Exercise directions:
Whichever lines of the entries hold the word "icon" should be identified and copied.

(Website and app data records)
/---

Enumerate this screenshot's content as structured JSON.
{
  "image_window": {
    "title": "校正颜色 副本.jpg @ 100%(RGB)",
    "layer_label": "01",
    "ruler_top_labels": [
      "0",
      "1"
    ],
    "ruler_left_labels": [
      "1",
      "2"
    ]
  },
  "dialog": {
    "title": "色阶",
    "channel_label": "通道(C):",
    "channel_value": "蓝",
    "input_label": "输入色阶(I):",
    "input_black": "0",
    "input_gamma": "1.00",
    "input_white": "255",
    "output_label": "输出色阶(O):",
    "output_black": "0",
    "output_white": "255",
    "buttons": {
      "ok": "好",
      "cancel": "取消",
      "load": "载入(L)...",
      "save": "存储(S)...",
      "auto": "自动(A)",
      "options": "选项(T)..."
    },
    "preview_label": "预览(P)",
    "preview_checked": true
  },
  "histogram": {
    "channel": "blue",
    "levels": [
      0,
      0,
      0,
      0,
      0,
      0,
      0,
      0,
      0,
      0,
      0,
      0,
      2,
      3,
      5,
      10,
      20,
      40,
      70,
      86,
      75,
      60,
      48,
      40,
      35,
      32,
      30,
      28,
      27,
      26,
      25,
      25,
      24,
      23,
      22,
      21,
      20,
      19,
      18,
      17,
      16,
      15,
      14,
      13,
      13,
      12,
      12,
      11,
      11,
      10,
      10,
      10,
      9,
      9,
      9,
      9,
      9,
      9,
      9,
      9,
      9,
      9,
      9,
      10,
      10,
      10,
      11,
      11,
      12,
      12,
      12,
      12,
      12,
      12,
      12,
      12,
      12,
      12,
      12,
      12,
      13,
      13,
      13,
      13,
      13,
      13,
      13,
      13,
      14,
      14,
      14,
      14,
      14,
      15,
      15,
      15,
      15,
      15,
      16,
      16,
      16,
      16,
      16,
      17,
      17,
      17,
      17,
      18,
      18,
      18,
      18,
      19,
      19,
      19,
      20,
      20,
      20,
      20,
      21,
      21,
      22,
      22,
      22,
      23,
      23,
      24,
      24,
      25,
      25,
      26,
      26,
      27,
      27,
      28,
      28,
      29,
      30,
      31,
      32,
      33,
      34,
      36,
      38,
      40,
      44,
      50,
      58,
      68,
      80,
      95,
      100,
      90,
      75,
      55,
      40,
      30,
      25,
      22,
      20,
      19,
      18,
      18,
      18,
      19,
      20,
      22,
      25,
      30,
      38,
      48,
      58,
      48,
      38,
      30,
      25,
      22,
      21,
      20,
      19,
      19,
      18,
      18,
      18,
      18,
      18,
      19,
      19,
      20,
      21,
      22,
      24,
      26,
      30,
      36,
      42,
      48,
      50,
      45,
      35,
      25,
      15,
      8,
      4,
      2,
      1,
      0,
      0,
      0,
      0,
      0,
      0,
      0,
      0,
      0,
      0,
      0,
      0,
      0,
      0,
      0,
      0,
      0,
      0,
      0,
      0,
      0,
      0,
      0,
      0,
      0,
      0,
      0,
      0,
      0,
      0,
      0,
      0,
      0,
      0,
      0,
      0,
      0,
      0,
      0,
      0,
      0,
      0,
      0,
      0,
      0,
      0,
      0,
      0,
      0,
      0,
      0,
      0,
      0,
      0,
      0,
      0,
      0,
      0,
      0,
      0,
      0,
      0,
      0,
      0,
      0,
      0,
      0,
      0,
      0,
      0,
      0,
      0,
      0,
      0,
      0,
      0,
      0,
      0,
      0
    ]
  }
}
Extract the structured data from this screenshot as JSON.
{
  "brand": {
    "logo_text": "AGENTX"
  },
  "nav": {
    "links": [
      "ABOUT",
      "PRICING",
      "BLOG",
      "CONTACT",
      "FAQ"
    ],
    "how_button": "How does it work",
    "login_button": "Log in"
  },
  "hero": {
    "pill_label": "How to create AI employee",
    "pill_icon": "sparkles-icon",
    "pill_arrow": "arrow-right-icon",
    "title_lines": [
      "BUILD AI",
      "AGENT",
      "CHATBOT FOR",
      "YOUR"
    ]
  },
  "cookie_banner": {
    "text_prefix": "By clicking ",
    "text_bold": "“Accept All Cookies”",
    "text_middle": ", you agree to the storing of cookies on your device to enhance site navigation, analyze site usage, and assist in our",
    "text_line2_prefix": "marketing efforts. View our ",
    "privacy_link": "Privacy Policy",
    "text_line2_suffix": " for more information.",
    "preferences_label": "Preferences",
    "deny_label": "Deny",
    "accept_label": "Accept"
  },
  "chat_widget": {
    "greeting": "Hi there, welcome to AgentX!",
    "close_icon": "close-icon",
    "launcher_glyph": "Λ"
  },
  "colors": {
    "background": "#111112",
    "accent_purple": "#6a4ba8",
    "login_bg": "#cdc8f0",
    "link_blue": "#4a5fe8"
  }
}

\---

Result for this exercise:
    "pill_icon": "sparkles-icon",
    "pill_arrow": "arrow-right-icon",
    "close_icon": "close-icon",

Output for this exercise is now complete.